**Assignment**:
With the pictures left out, copy the listing below exactly.
***
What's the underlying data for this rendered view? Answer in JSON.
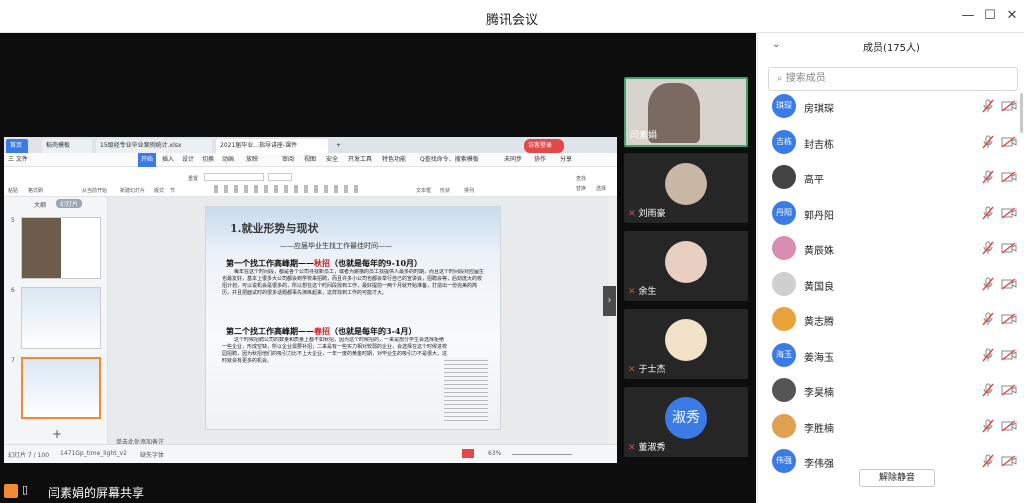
{
  "window": {
    "title": "腾讯会议"
  },
  "ppt": {
    "tabs": [
      "首页",
      "稻壳模板",
      "15级经专业毕业案例统计.xlsx",
      "2021届毕业...指导讲座-课件",
      "+"
    ],
    "login": "访客登录",
    "menu": [
      "三 文件",
      "开始",
      "插入",
      "设计",
      "切换",
      "动画",
      "放映",
      "审阅",
      "视图",
      "安全",
      "开发工具",
      "特色功能",
      "Q查找命令、搜索模板",
      "未同步",
      "协作",
      "分享"
    ],
    "tools": [
      "粘贴",
      "格式刷",
      "从当前开始",
      "新建幻灯片",
      "版式",
      "节",
      "重置",
      "文本框",
      "形状",
      "排列",
      "查找",
      "替换",
      "选择"
    ],
    "outline_tab": "大纲",
    "slides_tab": "幻灯片",
    "thumb_nums": [
      "5",
      "6",
      "7"
    ],
    "slide": {
      "title": "1.就业形势与现状",
      "subtitle": "——应届毕业生找工作最佳时间——",
      "h1_a": "第一个找工作高峰期——",
      "h1_b": "秋招",
      "h1_c": "（也就是每年的9-10月）",
      "p1": "每年在这个时间段，都是各个公司寻找新员工，或者为跳槽的员工找提供人最多的时期，而且这个时间段对应届生也最友好，基本上很多大公司都会到学校来招聘，而且许多小公司也都会举行自己的宣讲会，招聘会等，后劲庞大的校招计划，可以说机会是很多的，所以想在这个时间段找到工作，最好提前一两个月就开始准备，打造出一份完美的简历，并且把面试时的很多话题都事先演练起来，这样找到工作的可能才大。",
      "h2_a": "第二个找工作高峰期——",
      "h2_b": "春招",
      "h2_c": "（也就是每年的3-4月）",
      "p2": "这个时候招聘公司的数量和质量上都不如秋招，因为这个时候招的，一来是部分学生会选择拒绝一些企业，形成空缺，所以企业需要补招；二来是有一些实力相对较弱的企业，会选择在这个时候进校园招聘，因为秋招他们的吸引力比不上大企业，一年一度的黄金时期，对毕业生的吸引力不是很大，这时就会有更多的机会。"
    },
    "notes": "单击此处添加备注",
    "status": {
      "slide_num": "幻灯片 7 / 100",
      "theme": "1471Gp_time_light_v2",
      "font": "缺失字体",
      "zoom": "63%"
    }
  },
  "share": {
    "label": "闫素娟的屏幕共享"
  },
  "videos": [
    {
      "name": "闫素娟"
    },
    {
      "name": "刘雨豪"
    },
    {
      "name": "余生"
    },
    {
      "name": "于士杰"
    },
    {
      "name": "董淑秀",
      "avatar_text": "淑秀"
    }
  ],
  "members": {
    "header": "成员(175人)",
    "search_placeholder": "搜索成员",
    "list": [
      {
        "avatar": "琪琛",
        "name": "房琪琛",
        "color": "#3b7be8"
      },
      {
        "avatar": "吉栋",
        "name": "封吉栋",
        "color": "#3b7be8"
      },
      {
        "avatar": "",
        "name": "高平",
        "color": "#444444"
      },
      {
        "avatar": "丹阳",
        "name": "郭丹阳",
        "color": "#3b7be8"
      },
      {
        "avatar": "",
        "name": "黄辰姝",
        "color": "#d98db0"
      },
      {
        "avatar": "",
        "name": "黄国良",
        "color": "#cfcfcf"
      },
      {
        "avatar": "",
        "name": "黄志腾",
        "color": "#e8a33b"
      },
      {
        "avatar": "海玉",
        "name": "姜海玉",
        "color": "#3b7be8"
      },
      {
        "avatar": "",
        "name": "李昊楠",
        "color": "#555555"
      },
      {
        "avatar": "",
        "name": "李胜楠",
        "color": "#e0a050"
      },
      {
        "avatar": "伟强",
        "name": "李伟强",
        "color": "#3b7be8"
      }
    ],
    "unmute_all": "解除静音"
  }
}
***
**Solution to the exercise**:
What's the underlying data for this rendered view? Answer in JSON.
{
  "window": {
    "title": "腾讯会议"
  },
  "ppt": {
    "tabs": [
      "首页",
      "稻壳模板",
      "15级经专业毕业案例统计.xlsx",
      "2021届毕业...指导讲座-课件",
      "+"
    ],
    "login": "访客登录",
    "menu": [
      "三 文件",
      "开始",
      "插入",
      "设计",
      "切换",
      "动画",
      "放映",
      "审阅",
      "视图",
      "安全",
      "开发工具",
      "特色功能",
      "Q查找命令、搜索模板",
      "未同步",
      "协作",
      "分享"
    ],
    "tools": [
      "粘贴",
      "格式刷",
      "从当前开始",
      "新建幻灯片",
      "版式",
      "节",
      "重置",
      "文本框",
      "形状",
      "排列",
      "查找",
      "替换",
      "选择"
    ],
    "outline_tab": "大纲",
    "slides_tab": "幻灯片",
    "thumb_nums": [
      "5",
      "6",
      "7"
    ],
    "slide": {
      "title": "1.就业形势与现状",
      "subtitle": "——应届毕业生找工作最佳时间——",
      "h1_a": "第一个找工作高峰期——",
      "h1_b": "秋招",
      "h1_c": "（也就是每年的9-10月）",
      "p1": "每年在这个时间段，都是各个公司寻找新员工，或者为跳槽的员工找提供人最多的时期，而且这个时间段对应届生也最友好，基本上很多大公司都会到学校来招聘，而且许多小公司也都会举行自己的宣讲会，招聘会等，后劲庞大的校招计划，可以说机会是很多的，所以想在这个时间段找到工作，最好提前一两个月就开始准备，打造出一份完美的简历，并且把面试时的很多话题都事先演练起来，这样找到工作的可能才大。",
      "h2_a": "第二个找工作高峰期——",
      "h2_b": "春招",
      "h2_c": "（也就是每年的3-4月）",
      "p2": "这个时候招聘公司的数量和质量上都不如秋招，因为这个时候招的，一来是部分学生会选择拒绝一些企业，形成空缺，所以企业需要补招；二来是有一些实力相对较弱的企业，会选择在这个时候进校园招聘，因为秋招他们的吸引力比不上大企业，一年一度的黄金时期，对毕业生的吸引力不是很大，这时就会有更多的机会。"
    },
    "notes": "单击此处添加备注",
    "status": {
      "slide_num": "幻灯片 7 / 100",
      "theme": "1471Gp_time_light_v2",
      "font": "缺失字体",
      "zoom": "63%"
    }
  },
  "share": {
    "label": "闫素娟的屏幕共享"
  },
  "videos": [
    {
      "name": "闫素娟"
    },
    {
      "name": "刘雨豪"
    },
    {
      "name": "余生"
    },
    {
      "name": "于士杰"
    },
    {
      "name": "董淑秀",
      "avatar_text": "淑秀"
    }
  ],
  "members": {
    "header": "成员(175人)",
    "search_placeholder": "搜索成员",
    "list": [
      {
        "avatar": "琪琛",
        "name": "房琪琛",
        "color": "#3b7be8"
      },
      {
        "avatar": "吉栋",
        "name": "封吉栋",
        "color": "#3b7be8"
      },
      {
        "avatar": "",
        "name": "高平",
        "color": "#444444"
      },
      {
        "avatar": "丹阳",
        "name": "郭丹阳",
        "color": "#3b7be8"
      },
      {
        "avatar": "",
        "name": "黄辰姝",
        "color": "#d98db0"
      },
      {
        "avatar": "",
        "name": "黄国良",
        "color": "#cfcfcf"
      },
      {
        "avatar": "",
        "name": "黄志腾",
        "color": "#e8a33b"
      },
      {
        "avatar": "海玉",
        "name": "姜海玉",
        "color": "#3b7be8"
      },
      {
        "avatar": "",
        "name": "李昊楠",
        "color": "#555555"
      },
      {
        "avatar": "",
        "name": "李胜楠",
        "color": "#e0a050"
      },
      {
        "avatar": "伟强",
        "name": "李伟强",
        "color": "#3b7be8"
      }
    ],
    "unmute_all": "解除静音"
  }
}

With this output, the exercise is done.